- Normal Approximation Method Formulas

1. Check any necessary assumptions and write null and alternative hypotheses. Section

To use the normal approximation method a minimum of 10 successes and 10 failures in each group are necessary (i.e., \(n p \geq 10\) and \(n (1-p) \geq 10\)).

The two groups that are being compared must be unpaired and unrelated (i.e., independent).

Below are the possible null and alternative hypothesis pairs:
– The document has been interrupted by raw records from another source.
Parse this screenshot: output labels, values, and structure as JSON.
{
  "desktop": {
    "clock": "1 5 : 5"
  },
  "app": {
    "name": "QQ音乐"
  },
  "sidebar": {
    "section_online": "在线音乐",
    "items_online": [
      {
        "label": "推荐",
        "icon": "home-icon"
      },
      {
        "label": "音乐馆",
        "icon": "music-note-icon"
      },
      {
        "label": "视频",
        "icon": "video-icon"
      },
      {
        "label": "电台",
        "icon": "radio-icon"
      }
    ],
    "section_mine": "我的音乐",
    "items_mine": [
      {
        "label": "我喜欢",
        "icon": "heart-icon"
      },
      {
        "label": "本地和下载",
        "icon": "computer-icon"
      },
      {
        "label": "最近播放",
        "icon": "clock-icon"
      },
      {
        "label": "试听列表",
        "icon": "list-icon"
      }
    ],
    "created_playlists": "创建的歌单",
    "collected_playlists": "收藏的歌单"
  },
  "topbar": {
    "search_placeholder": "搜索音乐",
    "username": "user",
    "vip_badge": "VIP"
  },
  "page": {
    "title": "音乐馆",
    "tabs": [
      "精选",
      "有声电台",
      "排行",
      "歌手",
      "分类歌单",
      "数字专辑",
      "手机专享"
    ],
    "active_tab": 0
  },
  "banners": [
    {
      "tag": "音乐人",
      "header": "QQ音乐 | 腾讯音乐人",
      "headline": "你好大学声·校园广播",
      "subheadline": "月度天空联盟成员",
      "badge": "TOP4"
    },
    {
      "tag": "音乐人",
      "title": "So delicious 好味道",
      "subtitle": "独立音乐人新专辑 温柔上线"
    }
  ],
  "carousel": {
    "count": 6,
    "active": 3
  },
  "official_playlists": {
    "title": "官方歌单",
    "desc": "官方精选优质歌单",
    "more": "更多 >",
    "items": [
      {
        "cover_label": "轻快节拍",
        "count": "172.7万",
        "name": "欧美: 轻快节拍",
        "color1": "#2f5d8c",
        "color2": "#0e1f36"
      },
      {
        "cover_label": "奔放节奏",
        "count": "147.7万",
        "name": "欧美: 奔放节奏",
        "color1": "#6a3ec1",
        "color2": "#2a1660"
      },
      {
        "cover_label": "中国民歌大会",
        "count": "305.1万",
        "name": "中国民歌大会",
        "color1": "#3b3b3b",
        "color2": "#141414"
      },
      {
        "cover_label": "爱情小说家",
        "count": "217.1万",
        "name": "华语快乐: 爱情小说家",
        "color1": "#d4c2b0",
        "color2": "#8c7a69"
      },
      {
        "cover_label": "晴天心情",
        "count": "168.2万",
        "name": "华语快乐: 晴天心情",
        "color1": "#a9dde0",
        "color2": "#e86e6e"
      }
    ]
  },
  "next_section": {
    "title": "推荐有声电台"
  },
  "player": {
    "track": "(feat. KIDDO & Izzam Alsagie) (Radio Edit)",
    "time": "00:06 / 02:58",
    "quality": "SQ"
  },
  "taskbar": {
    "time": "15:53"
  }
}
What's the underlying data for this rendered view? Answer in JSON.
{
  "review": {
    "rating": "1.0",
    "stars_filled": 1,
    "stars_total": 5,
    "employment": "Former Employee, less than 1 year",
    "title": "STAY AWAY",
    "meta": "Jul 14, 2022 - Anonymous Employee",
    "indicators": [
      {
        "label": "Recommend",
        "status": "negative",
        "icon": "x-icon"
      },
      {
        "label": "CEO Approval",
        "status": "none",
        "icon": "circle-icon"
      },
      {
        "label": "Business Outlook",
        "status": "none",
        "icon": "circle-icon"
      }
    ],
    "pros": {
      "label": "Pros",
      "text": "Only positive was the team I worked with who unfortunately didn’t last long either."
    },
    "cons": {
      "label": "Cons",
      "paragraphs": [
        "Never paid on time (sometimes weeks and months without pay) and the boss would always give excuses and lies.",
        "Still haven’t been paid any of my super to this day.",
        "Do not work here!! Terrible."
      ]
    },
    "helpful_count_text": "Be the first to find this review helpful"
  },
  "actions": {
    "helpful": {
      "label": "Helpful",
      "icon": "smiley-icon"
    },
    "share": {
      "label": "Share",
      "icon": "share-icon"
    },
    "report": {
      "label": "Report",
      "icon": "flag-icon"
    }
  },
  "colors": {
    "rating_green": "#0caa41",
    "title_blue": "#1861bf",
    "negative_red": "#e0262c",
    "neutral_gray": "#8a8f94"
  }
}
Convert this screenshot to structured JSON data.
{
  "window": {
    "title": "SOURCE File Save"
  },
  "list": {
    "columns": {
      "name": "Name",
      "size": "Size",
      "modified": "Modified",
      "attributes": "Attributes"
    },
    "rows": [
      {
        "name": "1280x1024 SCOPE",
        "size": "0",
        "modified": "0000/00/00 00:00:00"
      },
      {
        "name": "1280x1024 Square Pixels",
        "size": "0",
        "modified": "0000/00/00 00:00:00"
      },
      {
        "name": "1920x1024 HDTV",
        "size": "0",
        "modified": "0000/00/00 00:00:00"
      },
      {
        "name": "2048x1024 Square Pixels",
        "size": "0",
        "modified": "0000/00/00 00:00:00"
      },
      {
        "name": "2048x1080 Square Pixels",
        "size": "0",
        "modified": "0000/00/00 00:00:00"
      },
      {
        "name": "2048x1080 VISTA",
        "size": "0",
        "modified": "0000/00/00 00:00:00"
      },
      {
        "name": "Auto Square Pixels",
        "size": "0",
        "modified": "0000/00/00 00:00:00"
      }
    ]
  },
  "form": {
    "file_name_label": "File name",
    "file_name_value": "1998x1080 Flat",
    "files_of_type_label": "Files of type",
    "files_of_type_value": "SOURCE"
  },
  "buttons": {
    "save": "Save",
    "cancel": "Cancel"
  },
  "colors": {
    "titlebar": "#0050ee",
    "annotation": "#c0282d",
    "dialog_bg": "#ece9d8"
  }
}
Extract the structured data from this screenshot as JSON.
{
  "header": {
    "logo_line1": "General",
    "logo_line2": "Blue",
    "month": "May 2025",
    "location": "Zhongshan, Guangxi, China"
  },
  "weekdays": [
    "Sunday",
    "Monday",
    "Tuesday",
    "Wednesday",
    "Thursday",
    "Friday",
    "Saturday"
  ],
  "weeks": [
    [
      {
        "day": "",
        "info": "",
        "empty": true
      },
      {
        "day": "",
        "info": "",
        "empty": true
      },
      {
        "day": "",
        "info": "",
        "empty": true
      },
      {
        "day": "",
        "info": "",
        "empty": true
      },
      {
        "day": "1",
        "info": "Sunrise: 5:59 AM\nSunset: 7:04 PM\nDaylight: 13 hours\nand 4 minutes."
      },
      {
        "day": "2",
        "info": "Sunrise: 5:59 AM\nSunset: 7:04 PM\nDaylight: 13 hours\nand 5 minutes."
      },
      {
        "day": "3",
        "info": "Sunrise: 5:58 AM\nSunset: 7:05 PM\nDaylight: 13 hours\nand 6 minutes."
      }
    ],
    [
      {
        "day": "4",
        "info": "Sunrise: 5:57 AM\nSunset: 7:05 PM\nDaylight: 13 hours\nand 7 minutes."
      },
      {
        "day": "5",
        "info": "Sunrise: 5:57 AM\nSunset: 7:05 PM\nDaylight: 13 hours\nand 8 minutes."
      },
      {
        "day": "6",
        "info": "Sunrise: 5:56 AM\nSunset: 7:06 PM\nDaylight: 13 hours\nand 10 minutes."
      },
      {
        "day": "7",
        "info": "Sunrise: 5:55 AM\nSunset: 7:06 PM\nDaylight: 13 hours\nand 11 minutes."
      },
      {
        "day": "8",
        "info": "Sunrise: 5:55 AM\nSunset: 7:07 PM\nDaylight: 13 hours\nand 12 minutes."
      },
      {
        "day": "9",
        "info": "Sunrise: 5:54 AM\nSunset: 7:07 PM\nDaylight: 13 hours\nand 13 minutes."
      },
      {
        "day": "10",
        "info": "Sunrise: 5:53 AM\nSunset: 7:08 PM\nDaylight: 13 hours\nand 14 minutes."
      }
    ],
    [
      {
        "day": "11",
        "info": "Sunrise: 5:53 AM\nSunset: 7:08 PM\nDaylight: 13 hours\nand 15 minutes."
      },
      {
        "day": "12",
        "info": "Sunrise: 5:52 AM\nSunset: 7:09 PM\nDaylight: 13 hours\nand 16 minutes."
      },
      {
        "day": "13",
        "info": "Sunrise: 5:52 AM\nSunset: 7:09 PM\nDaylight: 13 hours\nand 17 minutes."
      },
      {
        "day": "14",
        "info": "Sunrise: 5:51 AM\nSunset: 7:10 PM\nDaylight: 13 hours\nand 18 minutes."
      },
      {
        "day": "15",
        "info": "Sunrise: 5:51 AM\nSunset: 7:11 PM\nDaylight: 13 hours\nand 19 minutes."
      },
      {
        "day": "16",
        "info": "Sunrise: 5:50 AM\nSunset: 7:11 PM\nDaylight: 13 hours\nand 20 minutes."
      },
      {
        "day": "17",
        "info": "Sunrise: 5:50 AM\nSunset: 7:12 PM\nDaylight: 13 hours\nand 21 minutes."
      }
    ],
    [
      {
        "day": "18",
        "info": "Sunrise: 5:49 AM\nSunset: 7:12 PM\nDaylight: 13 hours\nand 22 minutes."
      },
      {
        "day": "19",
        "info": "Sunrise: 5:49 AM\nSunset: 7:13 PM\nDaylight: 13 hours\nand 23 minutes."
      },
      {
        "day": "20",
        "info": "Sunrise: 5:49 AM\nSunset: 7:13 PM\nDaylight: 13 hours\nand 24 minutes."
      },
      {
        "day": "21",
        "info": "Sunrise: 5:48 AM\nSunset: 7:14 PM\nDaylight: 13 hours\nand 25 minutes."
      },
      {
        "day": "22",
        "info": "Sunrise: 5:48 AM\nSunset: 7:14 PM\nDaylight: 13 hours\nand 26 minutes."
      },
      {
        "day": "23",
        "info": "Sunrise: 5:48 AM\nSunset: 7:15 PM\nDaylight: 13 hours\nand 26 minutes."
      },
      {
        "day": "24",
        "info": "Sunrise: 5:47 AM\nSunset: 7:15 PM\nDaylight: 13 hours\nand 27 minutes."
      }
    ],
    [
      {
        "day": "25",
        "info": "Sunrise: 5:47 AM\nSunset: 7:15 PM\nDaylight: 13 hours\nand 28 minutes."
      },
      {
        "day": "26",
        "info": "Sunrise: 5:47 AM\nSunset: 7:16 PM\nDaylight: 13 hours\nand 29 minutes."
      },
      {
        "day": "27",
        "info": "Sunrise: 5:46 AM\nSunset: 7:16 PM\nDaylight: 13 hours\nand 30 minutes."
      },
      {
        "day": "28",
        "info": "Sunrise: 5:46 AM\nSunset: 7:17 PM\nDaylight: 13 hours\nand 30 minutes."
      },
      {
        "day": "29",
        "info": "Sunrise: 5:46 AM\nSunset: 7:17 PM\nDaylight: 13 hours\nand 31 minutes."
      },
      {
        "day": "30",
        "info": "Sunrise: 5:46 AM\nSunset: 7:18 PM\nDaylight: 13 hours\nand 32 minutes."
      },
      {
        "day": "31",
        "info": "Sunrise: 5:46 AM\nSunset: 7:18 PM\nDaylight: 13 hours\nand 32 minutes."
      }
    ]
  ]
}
Research Question Are the proportions of group 1 and group 2 different? Is the proportion of group 1 greater than the proportion of group 2? Is the proportion of group 1 less than the proportion of group 2?
Null Hypothesis, \(H_{0}\) \(p_1 - p_2=0\) \(p_1 - p_2=0\) \(p_1 - p_2=0\)
Alternative Hypothesis, \(H_{a}\) \(p_1 - p_2 \neq 0\) \(p_1 - p_2> 0\) \(p_1 - p_2<0\)
Type of Hypothesis Test Two-tailed, non-directional Right-tailed, directional Left-tailed, directional
2. Calculate an appropriate test statistic.

The null hypothesis is that there is not a difference between the two proportions (i.e., \(p_1 = p_2\)). If the null hypothesis is true then the population proportions are equal. When computing the standard error for the difference between the two proportions a pooled proportion is used as opposed to the two proportions separately (i.e., unpooled). This pooled estimate will be symbolized by \(\widehat{p}\). This is similar to a weighted mean, but with two proportions. 

Pooled Estimate of \(p\)

The standard error for the difference between two proportions is symbolized by \(SE_{0}\). The subscript 0 tells us that this standard error is computed under the null hypothesis (\(H_0: p_1-p_2=0\)).

Standard Error

\(SE_0={\sqrt{\dfrac{\widehat{p} (1-\widehat{p})}{n_1}+\dfrac{\widehat{p}(1-\widehat{p})}{n_2}}}=\sqrt{\widehat{p}(1-\widehat{p})\left ( \dfrac{1}{n_1}+\dfrac{1}{n_2} \right )}\)

Note that the default in many statistical programs, including Minitab, is to estimate the two proportions separately (i.e., unpooled). In order to obtain results using the pooled estimate of the proportion you will need to change the method.

Also note that this standard error is different from the one that you used when constructing a confidence interval for \(p_1-p_2\). While the hypothesis testing procedure is based on the null hypothesis that \(p_1-p_2=0\), the confidence interval approach is not based on this premise. The hypothesis testing approach uses the pooled estimate of \(p\) while the confidence interval approach will use an unpooled method. 

Test Statistic for Two Independent Proportions
3. Determine the p value associated with the test statistic.

The \(z\) test statistic found in Step 2 is used to determine the \(p\) value. The \(p\) value is the proportion of the \(z\) distribution (normal distribution with a mean of 0 and standard deviation of 1) that is more extreme than the test statistic in the direction of the alternative hypothesis. 

4. Decide between the null and alternative hypotheses.

If \(p \leq \alpha\) reject the null hypothesis. If \(p>\alpha\) fail to reject the null hypothesis.

5. State a "real world" conclusion.

Based on your decision in Step 4, write a conclusion in terms of the original research question.